During a recent conversation with Billboard Magazine’s Rich Appel, Dickey says Scott Borchetta is aggressively looking to sign many of the artists that fall between NASH Icons’ 25-year artist window, including but not limited to Garth Brooks and Alan Jackson. “I would look for Scott to make an announcement in the next 30 days,” Lew says.
Envision a day where all the current Top 40 country that classic country fans are incensed over is segregated into its own autonomous format, with its own radio stations, and potentially even its own awards, special events and festivals. And the same could happen for classic country. It could have it’s own place to not forget the past, and respect the roots of the genre.
Announced late Tuesday, NASH Icons, a takeoff on Cumulus’ already-established nationally-syndicated NASH brand, is a partnership with the Big Machine Label Group for the purpose of taking old and new music from artists “of the past 25 years” and giving its own place to live. Though no specific artists to be featured have been detailed yet, the idea seems to encompass music….
Though country has been lucrative for the radio business in some respects, and this is the reason media is betting big on country for its future, it may be too little, too late, as debt mounts, credit ratings get slashed, and radio faces increasing competition from new technologies. And then there is the radio industry’s biggest problem: Conservative talk radio.
2014 is turning out to be the year of the celebrity crotch sniffer in country music. The word is out that country is fertile ground for advertisers and is a fast-rising subject in popular culture, so interlopers and carpetbaggers are rolling out the red carpet for country all over the place, and it’s getting quite stupid.
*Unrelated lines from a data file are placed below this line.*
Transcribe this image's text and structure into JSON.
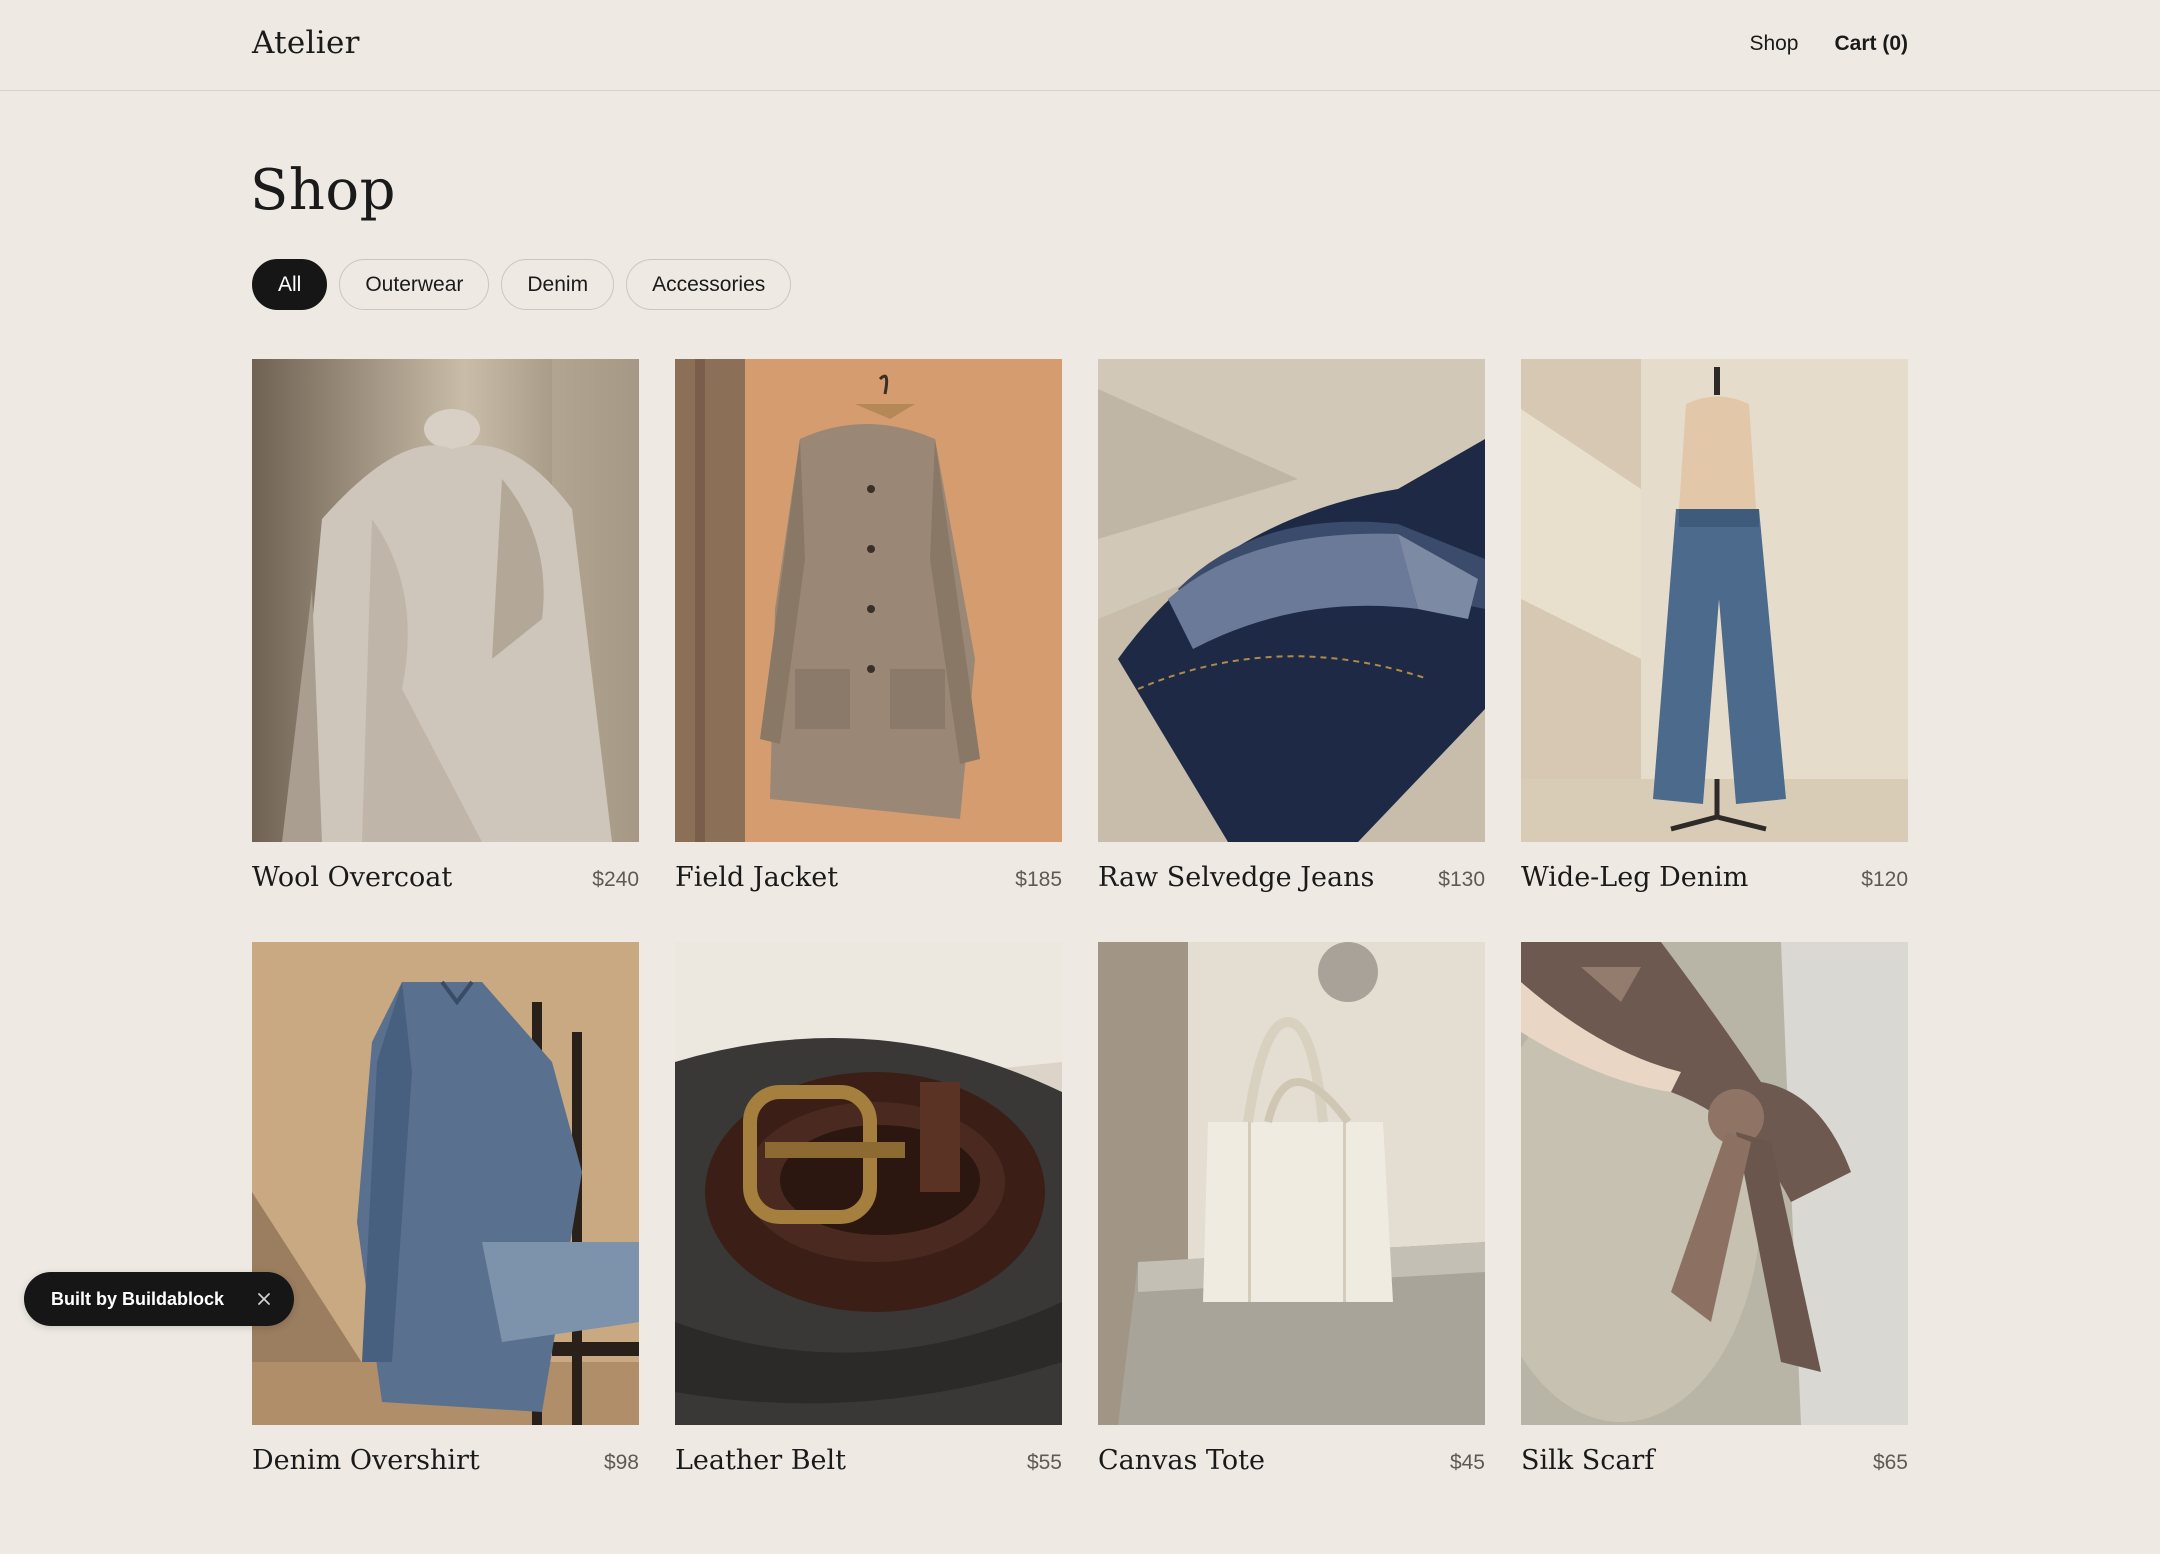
{
  "header": {
    "logo": "Atelier",
    "nav": {
      "shop": "Shop",
      "cart": "Cart (0)"
    }
  },
  "page": {
    "title": "Shop"
  },
  "filters": [
    "All",
    "Outerwear",
    "Denim",
    "Accessories"
  ],
  "active_filter": "All",
  "products": [
    {
      "name": "Wool Overcoat",
      "price": "$240",
      "image": "wool-overcoat-photo"
    },
    {
      "name": "Field Jacket",
      "price": "$185",
      "image": "field-jacket-photo"
    },
    {
      "name": "Raw Selvedge Jeans",
      "price": "$130",
      "image": "raw-selvedge-jeans-photo"
    },
    {
      "name": "Wide-Leg Denim",
      "price": "$120",
      "image": "wide-leg-denim-photo"
    },
    {
      "name": "Denim Overshirt",
      "price": "$98",
      "image": "denim-overshirt-photo"
    },
    {
      "name": "Leather Belt",
      "price": "$55",
      "image": "leather-belt-photo"
    },
    {
      "name": "Canvas Tote",
      "price": "$45",
      "image": "canvas-tote-photo"
    },
    {
      "name": "Silk Scarf",
      "price": "$65",
      "image": "silk-scarf-photo"
    }
  ],
  "badge": {
    "label": "Built by Buildablock",
    "close_icon": "close-icon"
  },
  "colors": {
    "background": "#eeeae3",
    "text": "#1a1a1a",
    "price": "#5e5a55",
    "chip_active": "#161616",
    "chip_border": "#cbc6be"
  }
}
People Magazine has just launched their own dedicated country music website.
the simple fact remains, radio is still the most widely used format for music listeners, confirmed by a new study by Edison Research. And even more importantly, radio is where listeners go to discover new music. 75% of listeners use radio to keep up-to-date with music, while only 20% use SiriusXM, and only 18% use Spotify. Radio’s days might be numbered, but right now, it still rules the roost.
This year at the Country Radio Seminar, Larry Rosin of Edison Research was once again sounding the warning bells about the viability of country music on the radio moving forward in the face of rapid consolidation, the evaporation of local and live programming, and the emergence of new technologies and services competing with radio like Spotify and smart phones.
Cumulus Media is #2 on the radio ownership totem pole, and to attempt to hopscotch their rival Clear Channel, they are planning massive expenditures, acquisitions, and ventures to push the recognition of their big country music brand: “NASH”. To say their plans are expansive is an understatement, and it includes numerous consumer products, including paint, clothing, and furniture.
Yes ladies and gentlemen, just like the great American eagle and the mighty Soviet bear staring each other down and belligerently stockpiling armaments to intimidate one another, the two titans of American radio, Clear Channel and Cumulus Media, have entered a no-holds-barred arms race with country music as the platform, with the ultimate prize being you…
Clear Channel, the largest radio provider in the US, just struck a massive deal with CMT, a division of Viacom, to create national country music programming to be distributed across 125 country radio stations owned by Clear Channel, as well as some digital and television platforms. The move is meant to match a similar national syndicated format created by the second-biggest radio provider in the US, Cumulus.